While education is essential for successful participation in the workforce today, it is critical for the future. According to the U.S. Department of Labor, by 2018 more than two-thirds of jobs will require post-secondary education or some level of specialized training1 though globally almost 3/4 of tertiary age youth are not enrolled in tertiary education.2 Furthermore, futurists predict that 65% of preschoolers will work in jobs that don’t yet exist, and half of what high school students learn about science and technology during their freshman year will be outdated by the time they graduate.3 This changing information landscape emphasizes the importance of being able to find, evaluate and use information.
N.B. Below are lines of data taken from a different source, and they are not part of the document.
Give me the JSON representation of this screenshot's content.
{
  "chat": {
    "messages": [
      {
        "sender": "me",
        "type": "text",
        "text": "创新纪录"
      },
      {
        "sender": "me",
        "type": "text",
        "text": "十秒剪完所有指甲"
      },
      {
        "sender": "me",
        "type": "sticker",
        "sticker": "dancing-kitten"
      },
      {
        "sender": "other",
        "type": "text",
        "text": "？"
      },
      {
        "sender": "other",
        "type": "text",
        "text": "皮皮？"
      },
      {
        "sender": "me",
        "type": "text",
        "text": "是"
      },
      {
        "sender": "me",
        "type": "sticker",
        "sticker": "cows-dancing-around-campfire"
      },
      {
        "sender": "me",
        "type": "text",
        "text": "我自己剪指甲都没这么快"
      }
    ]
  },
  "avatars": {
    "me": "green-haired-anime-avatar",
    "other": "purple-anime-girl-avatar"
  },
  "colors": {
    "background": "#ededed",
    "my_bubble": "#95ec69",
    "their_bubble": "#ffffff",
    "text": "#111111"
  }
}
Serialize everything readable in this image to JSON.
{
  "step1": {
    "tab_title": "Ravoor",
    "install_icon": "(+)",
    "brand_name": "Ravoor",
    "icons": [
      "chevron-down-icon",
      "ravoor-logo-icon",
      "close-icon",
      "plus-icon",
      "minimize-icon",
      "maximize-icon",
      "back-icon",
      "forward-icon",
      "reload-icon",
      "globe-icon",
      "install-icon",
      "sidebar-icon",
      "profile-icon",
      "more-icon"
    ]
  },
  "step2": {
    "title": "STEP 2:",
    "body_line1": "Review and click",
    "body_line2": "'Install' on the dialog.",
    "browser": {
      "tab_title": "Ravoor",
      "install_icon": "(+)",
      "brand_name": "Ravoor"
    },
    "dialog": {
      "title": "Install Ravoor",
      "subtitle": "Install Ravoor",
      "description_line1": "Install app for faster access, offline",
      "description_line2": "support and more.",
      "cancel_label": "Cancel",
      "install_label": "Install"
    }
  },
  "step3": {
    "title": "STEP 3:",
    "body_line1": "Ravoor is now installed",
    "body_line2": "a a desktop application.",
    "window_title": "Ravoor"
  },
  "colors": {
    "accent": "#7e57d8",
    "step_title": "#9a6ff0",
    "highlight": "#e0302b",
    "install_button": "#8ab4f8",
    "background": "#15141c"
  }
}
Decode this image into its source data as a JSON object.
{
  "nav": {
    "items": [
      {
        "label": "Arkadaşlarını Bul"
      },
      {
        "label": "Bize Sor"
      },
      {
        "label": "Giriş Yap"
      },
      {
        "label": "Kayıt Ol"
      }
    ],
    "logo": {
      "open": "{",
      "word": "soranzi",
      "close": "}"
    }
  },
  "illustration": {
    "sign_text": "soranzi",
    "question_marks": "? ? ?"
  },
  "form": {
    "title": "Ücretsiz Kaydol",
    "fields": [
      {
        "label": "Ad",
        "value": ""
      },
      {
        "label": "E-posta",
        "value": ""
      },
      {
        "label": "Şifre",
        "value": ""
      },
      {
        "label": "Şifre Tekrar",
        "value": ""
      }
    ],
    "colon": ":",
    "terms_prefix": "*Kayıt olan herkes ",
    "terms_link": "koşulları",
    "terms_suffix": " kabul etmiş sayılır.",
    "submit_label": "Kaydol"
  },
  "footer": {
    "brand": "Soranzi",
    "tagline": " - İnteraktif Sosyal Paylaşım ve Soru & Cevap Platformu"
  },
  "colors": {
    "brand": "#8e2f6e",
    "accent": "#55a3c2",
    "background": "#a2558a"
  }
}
Unfortunately the information skills of the average individual are often lacking. For example, 56% of high school graduates don’t know how to do research.4 At the same time, 61% of college students use Wikipedia for research even though just 24% of them believe that it is a trustworthy source.5 This extends beyond the classroom—77% of employees feel that finding and using information is an essential part of their everyday work.6 If that doesn't surprise you then this will: nearly a third of all U.S. citizens do not know how to use the Internet!7
Credo is an information skills solutions provider that serves educational institutions worldwide. We build platforms that enable the flexible configuration of content, technology and services for the purpose of connecting learners, faculty and teachers, librarians and publishers. Credo promotes knowledge building, problem solving and critical thinking to give people the information skills necessary for success throughout their academic, professional and personal lives.
Credo, founded in 1999 in the U.K. under the name of Xrefer, has spent 12 years helping colleges, universities and public libraries successfully educate students and patrons. We are headquartered in Boston, MA, USA and maintain an office in the U.K. Contact us here.
1U.S. Department of Labor. (2012). Credentials for youth: Success in the 21st century. Retrieved from https://youth.workforce3one.org/page/credentials
1The World Bank Group. (2011). The state of education. Retrieved from http://go.worldbank.org/WBYFTX6CM0
3Carroll, J. (2007). 10 truths about the future. Retrieved from http://www.jimcarroll.com/2007/03/10-truths-about-the-future/
4 Achieve, Inc. (2005). Rising to the challenge: Are high school graduates prepared for college and work? Retrieved from http://www.achieve.org/RisingtotheChallenge
5 McKiel, A.W. (2012). 2011 Global student e-book survey. Retrieved from http://site.ebrary.com/lib/surveys/docDetail.action?docID=80076107
6 Travis, T. (2011) From the classroom to the boardroom: The impact of information literacy instruction on workplace research skills. Education Libraries, 34. Retrieved from http://units.sla.org/division/ded/educationlibraries/34-2.pdf
7 United States Department of Commerce. (2011). Fact sheet: Digital literacy. Retrieved from http://www.commerce.gov/news/fact-sheets/2011/05/13/fact-sheet-digital-literacy